Would you repeat every line of the data exactly?

*** Given records ***

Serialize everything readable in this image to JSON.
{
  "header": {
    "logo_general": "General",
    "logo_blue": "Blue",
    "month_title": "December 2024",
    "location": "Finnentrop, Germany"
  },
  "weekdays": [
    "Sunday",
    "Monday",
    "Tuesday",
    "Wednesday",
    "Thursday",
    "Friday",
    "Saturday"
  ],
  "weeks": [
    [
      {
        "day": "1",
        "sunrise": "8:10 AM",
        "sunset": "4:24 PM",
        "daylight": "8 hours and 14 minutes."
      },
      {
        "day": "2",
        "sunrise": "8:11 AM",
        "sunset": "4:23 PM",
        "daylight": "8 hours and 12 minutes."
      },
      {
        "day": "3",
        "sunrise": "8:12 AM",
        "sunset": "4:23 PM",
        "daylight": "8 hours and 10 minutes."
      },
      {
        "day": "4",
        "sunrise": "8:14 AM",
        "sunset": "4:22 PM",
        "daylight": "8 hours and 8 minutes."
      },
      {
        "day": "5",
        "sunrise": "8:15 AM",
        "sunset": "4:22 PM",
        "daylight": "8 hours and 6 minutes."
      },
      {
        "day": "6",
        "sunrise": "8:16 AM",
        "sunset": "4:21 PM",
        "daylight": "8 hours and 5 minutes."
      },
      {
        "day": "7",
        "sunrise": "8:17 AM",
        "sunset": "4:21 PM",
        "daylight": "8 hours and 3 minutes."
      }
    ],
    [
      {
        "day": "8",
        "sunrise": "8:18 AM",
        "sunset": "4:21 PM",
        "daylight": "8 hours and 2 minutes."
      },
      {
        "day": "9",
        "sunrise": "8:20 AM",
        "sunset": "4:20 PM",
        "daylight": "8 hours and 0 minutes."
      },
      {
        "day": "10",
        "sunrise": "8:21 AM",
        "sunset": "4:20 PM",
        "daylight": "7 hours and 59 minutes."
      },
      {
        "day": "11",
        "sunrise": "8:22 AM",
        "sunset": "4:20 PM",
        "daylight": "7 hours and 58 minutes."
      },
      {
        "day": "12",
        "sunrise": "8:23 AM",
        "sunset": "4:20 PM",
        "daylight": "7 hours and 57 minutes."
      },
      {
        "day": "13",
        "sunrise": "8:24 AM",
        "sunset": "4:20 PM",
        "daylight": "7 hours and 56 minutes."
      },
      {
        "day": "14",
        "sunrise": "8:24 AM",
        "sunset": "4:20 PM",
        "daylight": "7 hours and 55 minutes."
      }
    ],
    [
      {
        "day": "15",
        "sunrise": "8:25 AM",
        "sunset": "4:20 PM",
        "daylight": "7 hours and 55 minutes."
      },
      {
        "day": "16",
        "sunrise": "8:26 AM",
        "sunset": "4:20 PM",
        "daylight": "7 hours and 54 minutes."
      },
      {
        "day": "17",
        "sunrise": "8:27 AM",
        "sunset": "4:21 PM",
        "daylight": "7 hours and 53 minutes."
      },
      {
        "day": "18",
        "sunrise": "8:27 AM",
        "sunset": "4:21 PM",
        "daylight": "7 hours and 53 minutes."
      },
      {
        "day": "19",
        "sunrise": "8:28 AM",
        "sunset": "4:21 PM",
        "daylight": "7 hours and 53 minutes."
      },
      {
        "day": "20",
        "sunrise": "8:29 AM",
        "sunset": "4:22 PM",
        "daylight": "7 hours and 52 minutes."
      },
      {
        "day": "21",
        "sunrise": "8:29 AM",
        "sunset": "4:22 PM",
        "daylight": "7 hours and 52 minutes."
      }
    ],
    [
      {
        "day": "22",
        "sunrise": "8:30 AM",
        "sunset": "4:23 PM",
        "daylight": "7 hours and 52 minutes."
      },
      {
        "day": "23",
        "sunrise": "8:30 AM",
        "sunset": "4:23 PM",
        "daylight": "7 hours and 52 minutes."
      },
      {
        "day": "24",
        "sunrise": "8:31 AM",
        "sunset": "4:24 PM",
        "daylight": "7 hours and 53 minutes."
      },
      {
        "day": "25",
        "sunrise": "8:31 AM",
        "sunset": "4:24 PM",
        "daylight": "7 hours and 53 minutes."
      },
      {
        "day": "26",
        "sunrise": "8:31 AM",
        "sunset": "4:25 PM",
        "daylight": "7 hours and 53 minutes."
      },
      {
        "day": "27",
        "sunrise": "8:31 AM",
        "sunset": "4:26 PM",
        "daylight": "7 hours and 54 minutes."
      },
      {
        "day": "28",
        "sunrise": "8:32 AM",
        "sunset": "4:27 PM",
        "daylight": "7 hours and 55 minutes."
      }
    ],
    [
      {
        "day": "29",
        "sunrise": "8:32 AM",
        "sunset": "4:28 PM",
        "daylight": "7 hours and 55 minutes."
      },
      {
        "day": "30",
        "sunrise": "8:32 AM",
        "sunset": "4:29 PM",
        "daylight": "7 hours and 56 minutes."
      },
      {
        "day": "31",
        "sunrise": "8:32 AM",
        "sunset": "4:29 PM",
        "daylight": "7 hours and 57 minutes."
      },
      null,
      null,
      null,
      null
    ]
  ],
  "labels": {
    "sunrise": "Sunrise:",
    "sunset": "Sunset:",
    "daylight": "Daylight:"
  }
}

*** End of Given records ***

Answer to the exercise -
Serialize everything readable in this image to JSON.
{
  "header": {
    "logo_general": "General",
    "logo_blue": "Blue",
    "month_title": "December 2024",
    "location": "Finnentrop, Germany"
  },
  "weekdays": [
    "Sunday",
    "Monday",
    "Tuesday",
    "Wednesday",
    "Thursday",
    "Friday",
    "Saturday"
  ],
  "weeks": [
    [
      {
        "day": "1",
        "sunrise": "8:10 AM",
        "sunset": "4:24 PM",
        "daylight": "8 hours and 14 minutes."
      },
      {
        "day": "2",
        "sunrise": "8:11 AM",
        "sunset": "4:23 PM",
        "daylight": "8 hours and 12 minutes."
      },
      {
        "day": "3",
        "sunrise": "8:12 AM",
        "sunset": "4:23 PM",
        "daylight": "8 hours and 10 minutes."
      },
      {
        "day": "4",
        "sunrise": "8:14 AM",
        "sunset": "4:22 PM",
        "daylight": "8 hours and 8 minutes."
      },
      {
        "day": "5",
        "sunrise": "8:15 AM",
        "sunset": "4:22 PM",
        "daylight": "8 hours and 6 minutes."
      },
      {
        "day": "6",
        "sunrise": "8:16 AM",
        "sunset": "4:21 PM",
        "daylight": "8 hours and 5 minutes."
      },
      {
        "day": "7",
        "sunrise": "8:17 AM",
        "sunset": "4:21 PM",
        "daylight": "8 hours and 3 minutes."
      }
    ],
    [
      {
        "day": "8",
        "sunrise": "8:18 AM",
        "sunset": "4:21 PM",
        "daylight": "8 hours and 2 minutes."
      },
      {
        "day": "9",
        "sunrise": "8:20 AM",
        "sunset": "4:20 PM",
        "daylight": "8 hours and 0 minutes."
      },
      {
        "day": "10",
        "sunrise": "8:21 AM",
        "sunset": "4:20 PM",
        "daylight": "7 hours and 59 minutes."
      },
      {
        "day": "11",
        "sunrise": "8:22 AM",
        "sunset": "4:20 PM",
        "daylight": "7 hours and 58 minutes."
      },
      {
        "day": "12",
        "sunrise": "8:23 AM",
        "sunset": "4:20 PM",
        "daylight": "7 hours and 57 minutes."
      },
      {
        "day": "13",
        "sunrise": "8:24 AM",
        "sunset": "4:20 PM",
        "daylight": "7 hours and 56 minutes."
      },
      {
        "day": "14",
        "sunrise": "8:24 AM",
        "sunset": "4:20 PM",
        "daylight": "7 hours and 55 minutes."
      }
    ],
    [
      {
        "day": "15",
        "sunrise": "8:25 AM",
        "sunset": "4:20 PM",
        "daylight": "7 hours and 55 minutes."
      },
      {
        "day": "16",
        "sunrise": "8:26 AM",
        "sunset": "4:20 PM",
        "daylight": "7 hours and 54 minutes."
      },
      {
        "day": "17",
        "sunrise": "8:27 AM",
        "sunset": "4:21 PM",
        "daylight": "7 hours and 53 minutes."
      },
      {
        "day": "18",
        "sunrise": "8:27 AM",
        "sunset": "4:21 PM",
        "daylight": "7 hours and 53 minutes."
      },
      {
        "day": "19",
        "sunrise": "8:28 AM",
        "sunset": "4:21 PM",
        "daylight": "7 hours and 53 minutes."
      },
      {
        "day": "20",
        "sunrise": "8:29 AM",
        "sunset": "4:22 PM",
        "daylight": "7 hours and 52 minutes."
      },
      {
        "day": "21",
        "sunrise": "8:29 AM",
        "sunset": "4:22 PM",
        "daylight": "7 hours and 52 minutes."
      }
    ],
    [
      {
        "day": "22",
        "sunrise": "8:30 AM",
        "sunset": "4:23 PM",
        "daylight": "7 hours and 52 minutes."
      },
      {
        "day": "23",
        "sunrise": "8:30 AM",
        "sunset": "4:23 PM",
        "daylight": "7 hours and 52 minutes."
      },
      {
        "day": "24",
        "sunrise": "8:31 AM",
        "sunset": "4:24 PM",
        "daylight": "7 hours and 53 minutes."
      },
      {
        "day": "25",
        "sunrise": "8:31 AM",
        "sunset": "4:24 PM",
        "daylight": "7 hours and 53 minutes."
      },
      {
        "day": "26",
        "sunrise": "8:31 AM",
        "sunset": "4:25 PM",
        "daylight": "7 hours and 53 minutes."
      },
      {
        "day": "27",
        "sunrise": "8:31 AM",
        "sunset": "4:26 PM",
        "daylight": "7 hours and 54 minutes."
      },
      {
        "day": "28",
        "sunrise": "8:32 AM",
        "sunset": "4:27 PM",
        "daylight": "7 hours and 55 minutes."
      }
    ],
    [
      {
        "day": "29",
        "sunrise": "8:32 AM",
        "sunset": "4:28 PM",
        "daylight": "7 hours and 55 minutes."
      },
      {
        "day": "30",
        "sunrise": "8:32 AM",
        "sunset": "4:29 PM",
        "daylight": "7 hours and 56 minutes."
      },
      {
        "day": "31",
        "sunrise": "8:32 AM",
        "sunset": "4:29 PM",
        "daylight": "7 hours and 57 minutes."
      },
      null,
      null,
      null,
      null
    ]
  ],
  "labels": {
    "sunrise": "Sunrise:",
    "sunset": "Sunset:",
    "daylight": "Daylight:"
  }
}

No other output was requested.